Your Latin Lesson:

Latin sesquipedalis, literally, a foot and a half long

from sesqui- “half as much again”
+ ped-, pes “foot”

Did You Know?

Words that Rhyme with Sesquipedalian: Episcopalian, tatterdemalion, Australian, bacchanalian.

A sesquiquadrate is an 135-degree angle.

A sesquicentennial is a period of 150 years.

A sesquinona in music, is an interval having the ratio or 9:10—that is, a lesser major second.


Sesquipedalian cartoons © Mickey Bach Word-A-Day


Posted in Word Wednesday

Word Wednesday: Pneumonoultramicroscopicsilicovolcanoconiosis



Editor’s Note:
This is the follow up to last week’s Word Wednesday, where I mentioned pneumonoultramicroscopicsilicovolcanoconiosis beat out floccinaucinihilipilification for the longest word in the dictionary.


noun | pneu·mo·no·ul·tra·mi·cro·scop·ic·sil·i·co·vol·ca·no·co·ni·o·sis \ˈn(y)ü-mə-(ˌ)nō-ˌəl-trə-ˌmī-krə-ˈskäp-ik-ˈsil-i-(ˌ)kō-väl-ˈkā-nō-ˌkō-nē-ˈō-səs\

(NOO-muh-noh-UL-truh-MY-kruh-SKOP-ik-SIL -i-koh-vol-KAY-no-KOH-nee-O-sis, nyoo-)


A lung disease caused by inhaling fine particles of silica.


New York Herald Tribune Masthead

The story goes that this word was invented in 1935 by Everett M. Smith, president of the National Puzzlers’ League, at its annual meeting.
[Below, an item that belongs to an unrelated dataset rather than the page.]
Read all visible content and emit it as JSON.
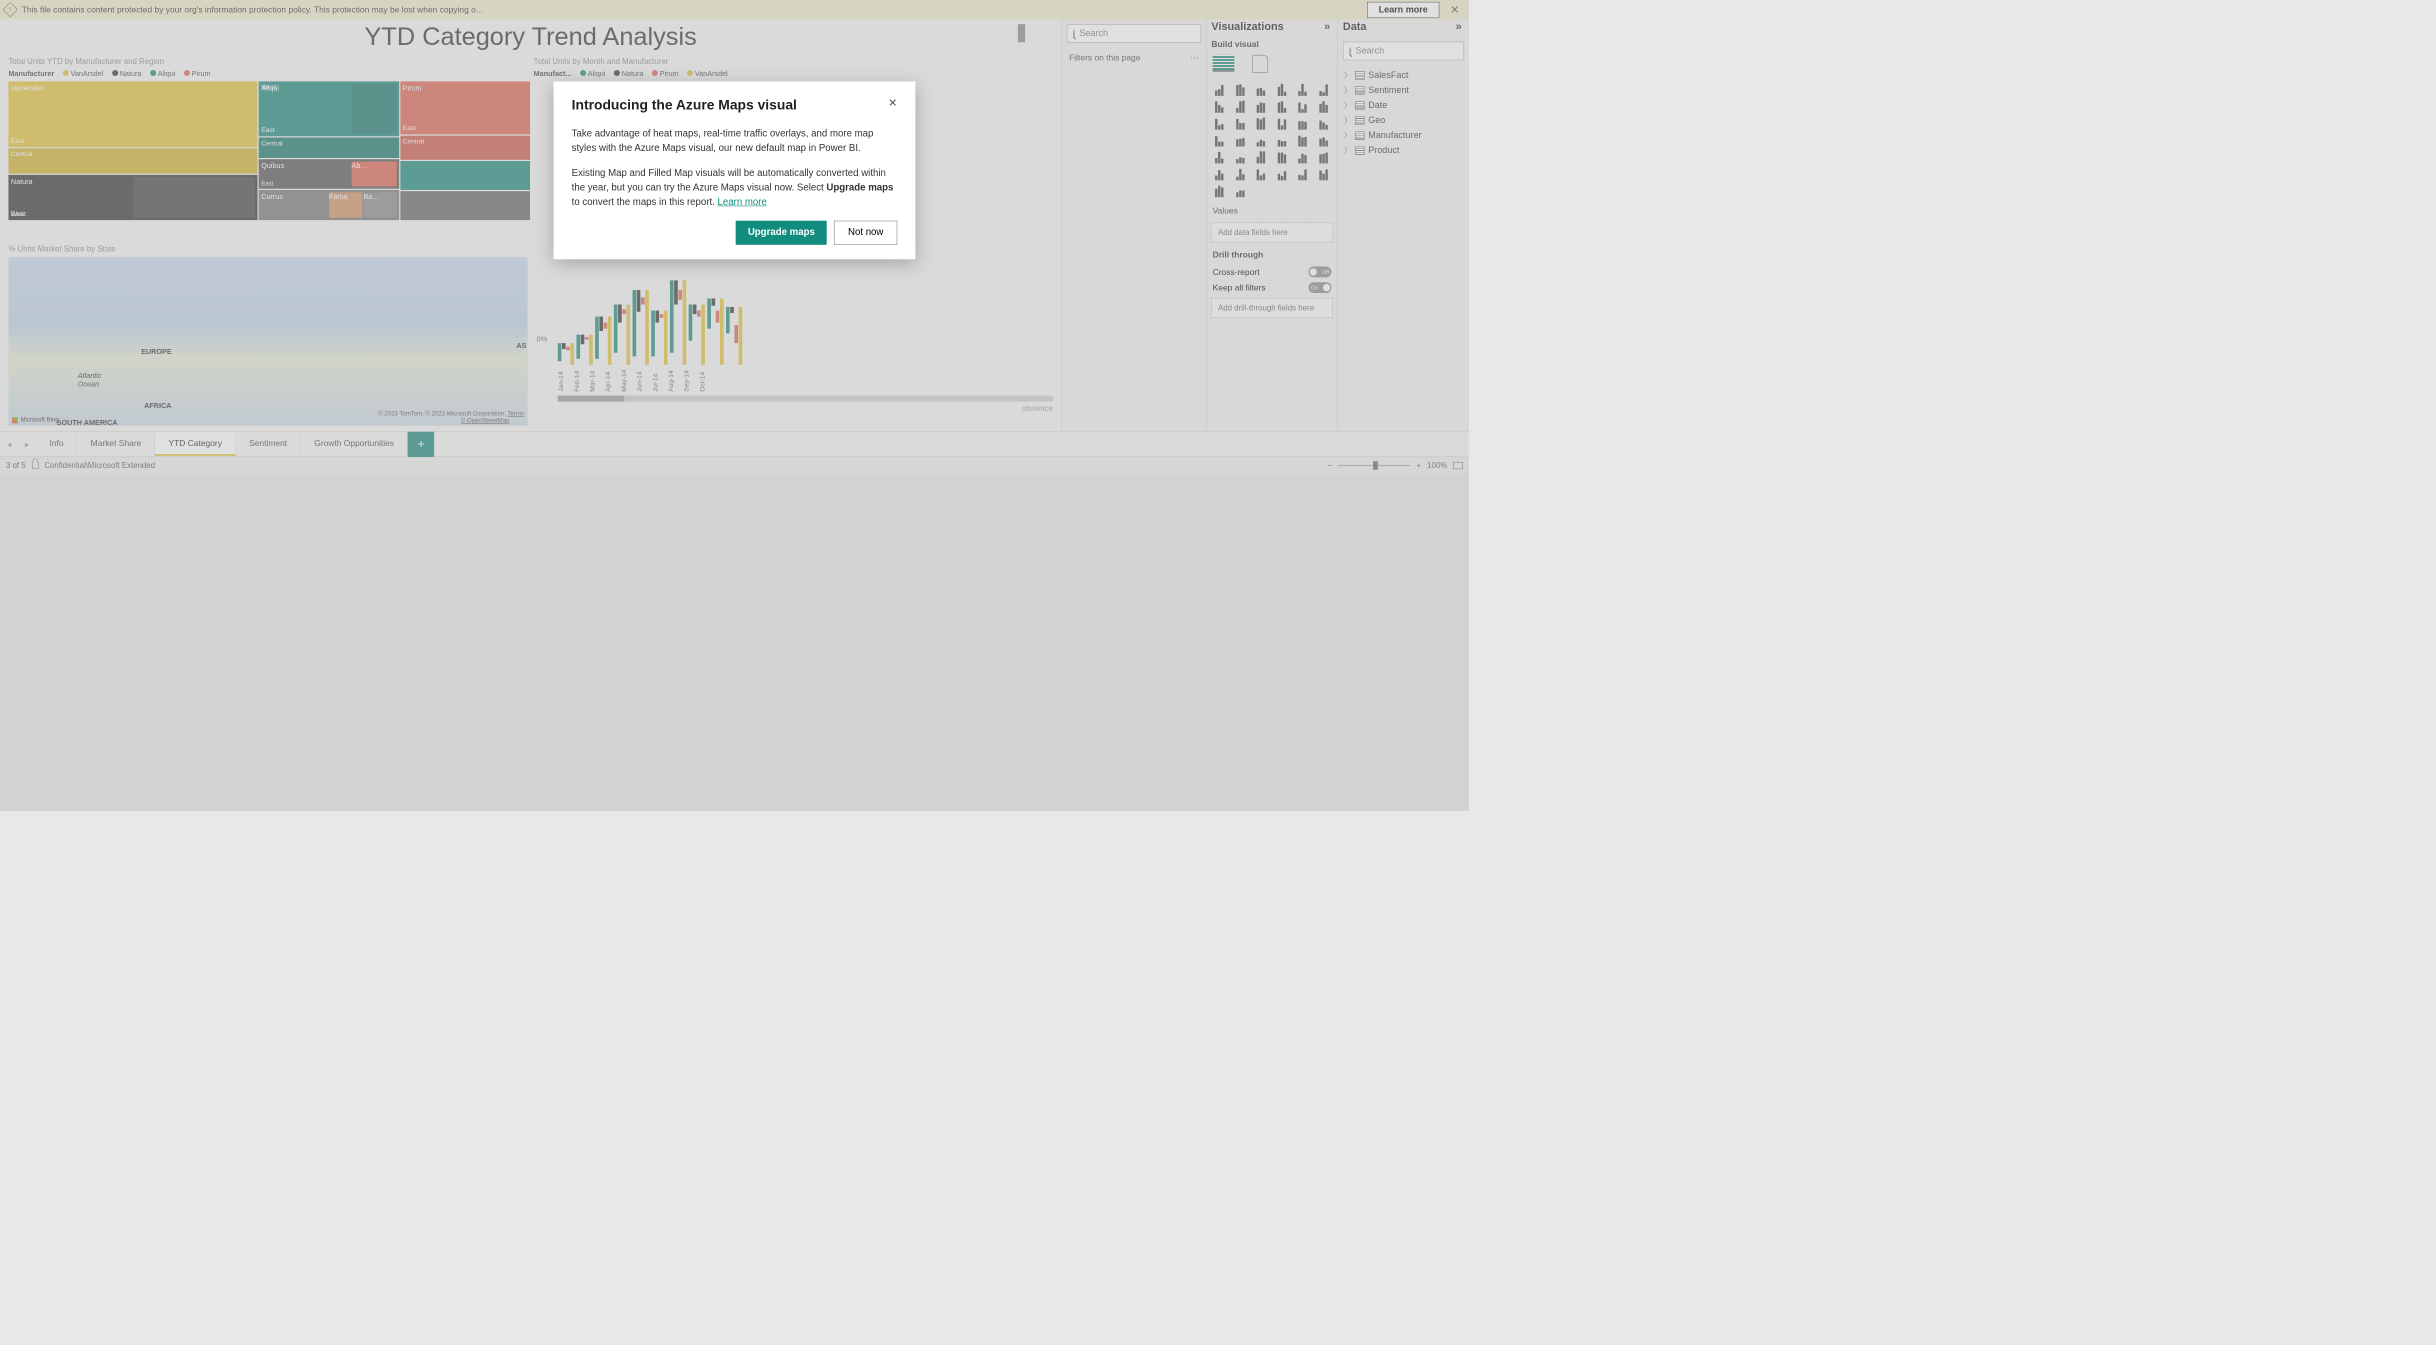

The word figured in the headline for an article published by the New York Herald Tribune on February 23, 1935, titled “Puzzlers Open 103d Session Here by Recognizing 45-Letter Word”:
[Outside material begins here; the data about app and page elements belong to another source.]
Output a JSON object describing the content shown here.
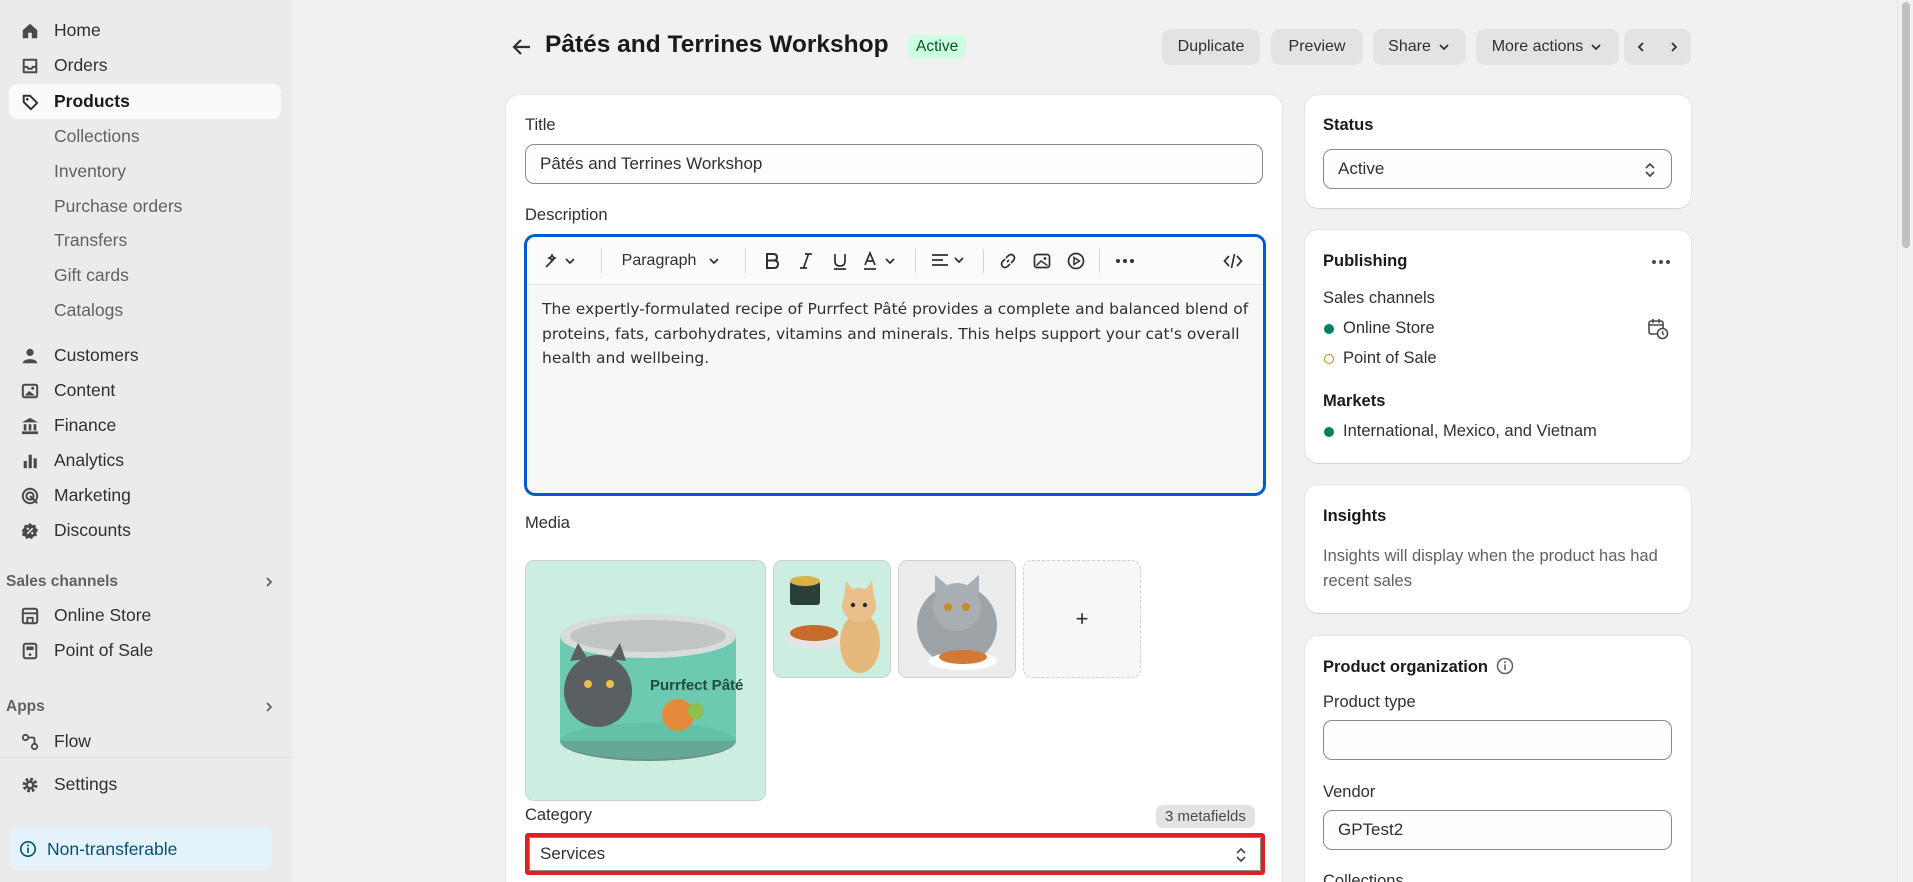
{
  "sidebar": {
    "items": [
      {
        "label": "Home",
        "icon": "home-icon"
      },
      {
        "label": "Orders",
        "icon": "inbox-icon"
      },
      {
        "label": "Products",
        "icon": "tag-icon"
      },
      {
        "label": "Collections"
      },
      {
        "label": "Inventory"
      },
      {
        "label": "Purchase orders"
      },
      {
        "label": "Transfers"
      },
      {
        "label": "Gift cards"
      },
      {
        "label": "Catalogs"
      },
      {
        "label": "Customers",
        "icon": "person-icon"
      },
      {
        "label": "Content",
        "icon": "image-icon"
      },
      {
        "label": "Finance",
        "icon": "bank-icon"
      },
      {
        "label": "Analytics",
        "icon": "bar-chart-icon"
      },
      {
        "label": "Marketing",
        "icon": "target-icon"
      },
      {
        "label": "Discounts",
        "icon": "discount-icon"
      }
    ],
    "sales_channels_heading": "Sales channels",
    "channels": [
      {
        "label": "Online Store",
        "icon": "store-icon"
      },
      {
        "label": "Point of Sale",
        "icon": "pos-icon"
      }
    ],
    "apps_heading": "Apps",
    "apps": [
      {
        "label": "Flow",
        "icon": "flow-icon"
      }
    ],
    "settings_label": "Settings",
    "notice_label": "Non-transferable"
  },
  "header": {
    "title": "Pâtés and Terrines Workshop",
    "status_badge": "Active",
    "buttons": {
      "duplicate": "Duplicate",
      "preview": "Preview",
      "share": "Share",
      "more_actions": "More actions"
    }
  },
  "main": {
    "title_label": "Title",
    "title_value": "Pâtés and Terrines Workshop",
    "description_label": "Description",
    "editor": {
      "paragraph_select": "Paragraph",
      "content": "The expertly-formulated recipe of Purrfect Pâté provides a complete and balanced blend of proteins, fats, carbohydrates, vitamins and minerals. This helps support your cat's overall health and wellbeing."
    },
    "media_label": "Media",
    "media_can_text": "Purrfect Pâté",
    "media_add": "+",
    "category_label": "Category",
    "metafields_badge": "3 metafields",
    "category_value": "Services"
  },
  "side": {
    "status": {
      "heading": "Status",
      "value": "Active"
    },
    "publishing": {
      "heading": "Publishing",
      "sales_channels_label": "Sales channels",
      "channels": [
        {
          "label": "Online Store",
          "state": "published"
        },
        {
          "label": "Point of Sale",
          "state": "not published"
        }
      ],
      "markets_label": "Markets",
      "markets_value": "International, Mexico, and Vietnam"
    },
    "insights": {
      "heading": "Insights",
      "text": "Insights will display when the product has had recent sales"
    },
    "organization": {
      "heading": "Product organization",
      "product_type_label": "Product type",
      "product_type_value": "",
      "vendor_label": "Vendor",
      "vendor_value": "GPTest2",
      "collections_label": "Collections"
    }
  },
  "colors": {
    "accent_blue": "#005bd3",
    "highlight_red": "#e02020",
    "success_green": "#008060",
    "badge_green_bg": "#cdfee1"
  }
}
Pneumonoultramicroscopicsilicovolcanoconiosis succeeded electrophotomicrographically as the longest word in the English language recognized by the National Puzzlers’ League at the opening session of the organization’s 103rd semi-annual meeting held yesterday at the Hotel New Yorker. The puzzlers explained that the forty-five-letter word is the name of a special form of silicosis caused by ultra-microscopic particles of silica volcanic dust…

Your Latin Lesson:
From New Latin, from Greek
pneumono- (lung) +
Latin ultra- (beyond, extremely) +
Greek micro- (small) +
-scopic (looking) +
Latin silico (like sand) +
volcano +
Greek konis (dust) +
-osis (condition)

Did You Know?

Pneumonoultramicroscopicsilicovolcanoconiosis has 45-letters.

Supercalifragilisticexpialidocious, made famous by Mary Poppins, has 34-letters.

For a shortened version, pneumoconiosis means the same thing, or you can call it silicosis, or black lung.

Image of the New York Herald Tribune courtesy of Andrew Cusack
Posted in Word Wednesday

Word Wednesday: Floccinaucinihilipilification



noun |FLOK-si-NO-si-NY-HIL-i-PIL-i-fi-KAY-shuhn /ˌfläksəˌnôsəˌnīˌhiləˌpiləfiˈkāSHən/


Estimating something as worthless.


Mid 18th century: from Latin flocci, nauci, nihili, pili (words meaning ‘at little value’) + -fication. The Latin elements were listed in a well-known rule of the Latin Grammar used at Eton College, an English public school.

Your Latin Lesson: 
flocci, from floccus (tuft of wool) +
nauci, from naucum (a trifling thing) +
nihili, from Latin nihil (nothing) +
pili, from pilus (a hair, trifle) +
fication (making).

Did You Know?

It was the longest word in the first edition of the Oxford English Dictionary, but pneumonoultramicroscopicsilicovolcanoconiosis beat it out in the second edition.